VAT is a pass-through tax, which means that it is incurred by the final customer in any given supply chain. VAT paid by businesses on purchases and expenditures (including zero-rated purchases and expenses) may be offset against VAT collected from customers on sales or services given. VAT paid on purchases and expenses that exceeds VAT received from customers on sales may be reclaimed as positive VAT balances through a refund process (if requested, and if certain conditions are met).
Contributions to social security
Contributions to social security include those made to the Mexican Social Security Institute (Instituto Mexicano del Seguro Social, IMSS), the National Workers Housing Fund (Instituto del Fondo Nacional de la Vivienda para los Trabajadores, INFONAVIT), and the Workers Retirement Fund (Sistema de Ahorro para el Retiro, SAR).
Contributions to social security vary according to numerous criteria, including the number of employees, the employer's risk premium, and the services supplied by employees, and may account for between 25% and 35% of payroll costs.

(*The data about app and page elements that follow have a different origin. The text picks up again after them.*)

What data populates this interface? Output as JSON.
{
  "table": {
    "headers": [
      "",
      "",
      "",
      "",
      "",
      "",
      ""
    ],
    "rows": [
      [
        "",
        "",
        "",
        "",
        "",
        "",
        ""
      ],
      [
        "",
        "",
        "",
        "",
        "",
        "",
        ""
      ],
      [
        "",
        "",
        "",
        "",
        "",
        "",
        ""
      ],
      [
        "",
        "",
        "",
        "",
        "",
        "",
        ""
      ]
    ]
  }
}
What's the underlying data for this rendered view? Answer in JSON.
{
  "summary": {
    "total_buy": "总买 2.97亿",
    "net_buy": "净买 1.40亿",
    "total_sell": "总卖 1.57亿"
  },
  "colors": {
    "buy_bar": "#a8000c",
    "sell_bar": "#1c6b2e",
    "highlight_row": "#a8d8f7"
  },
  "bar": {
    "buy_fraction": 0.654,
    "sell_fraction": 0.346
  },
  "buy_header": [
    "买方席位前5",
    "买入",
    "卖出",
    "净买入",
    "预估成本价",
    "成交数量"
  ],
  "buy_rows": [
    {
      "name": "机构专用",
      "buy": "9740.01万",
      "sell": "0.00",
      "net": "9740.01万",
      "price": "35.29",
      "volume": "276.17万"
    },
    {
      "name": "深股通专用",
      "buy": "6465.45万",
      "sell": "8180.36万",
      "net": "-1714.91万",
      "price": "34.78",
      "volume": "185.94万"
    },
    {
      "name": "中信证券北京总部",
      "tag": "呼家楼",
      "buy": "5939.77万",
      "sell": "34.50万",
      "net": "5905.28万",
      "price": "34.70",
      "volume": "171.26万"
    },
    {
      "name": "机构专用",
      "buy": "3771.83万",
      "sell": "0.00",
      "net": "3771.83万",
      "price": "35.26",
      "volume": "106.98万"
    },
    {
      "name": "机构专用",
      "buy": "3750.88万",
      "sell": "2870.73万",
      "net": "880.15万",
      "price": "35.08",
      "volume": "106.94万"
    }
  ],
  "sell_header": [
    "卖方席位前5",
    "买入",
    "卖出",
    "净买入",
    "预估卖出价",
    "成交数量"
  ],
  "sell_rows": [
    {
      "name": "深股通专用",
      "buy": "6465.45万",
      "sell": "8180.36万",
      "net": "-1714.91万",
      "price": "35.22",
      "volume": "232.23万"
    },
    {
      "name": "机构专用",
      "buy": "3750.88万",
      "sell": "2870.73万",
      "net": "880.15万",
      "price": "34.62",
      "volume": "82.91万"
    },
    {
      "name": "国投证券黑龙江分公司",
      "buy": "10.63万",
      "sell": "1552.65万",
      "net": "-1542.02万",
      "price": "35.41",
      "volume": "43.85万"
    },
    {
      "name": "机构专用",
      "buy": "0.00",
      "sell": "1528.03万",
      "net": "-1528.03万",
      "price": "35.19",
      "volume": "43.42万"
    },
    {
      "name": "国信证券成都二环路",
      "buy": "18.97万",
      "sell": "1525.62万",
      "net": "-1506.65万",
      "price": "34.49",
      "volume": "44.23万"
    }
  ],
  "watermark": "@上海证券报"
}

Individuals or businesses importing products into Mexico must pay import taxes in addition to the applicable VAT and any applicable customs fees. The rate of taxation on imported goods is determined by the tariff classification number specified in the General Import and Export Taxes Law. Taxes on imports are not always applicable. Taxes and custom charges are set by the Customs Law based on the objective of the transaction. Import taxes, in principle, are applicable only to products imported under the definitive import regime. Numerous products are duty-free.
Mexico imposes a variety of excise taxes, the majority of which are governed by the Special Production and Services Tax Law. Excise taxes in Mexico are similar to VAT in that they are paid by the end user and apply solely to specific products. Excise taxes are levied on gasoline, diesel, alcoholic beverages, cigarettes, tobacco goods, energy drinks, and foods and beverages with a high calorie content. Gambling and raffles are both subject to excise taxes. Rates vary according to circumstance.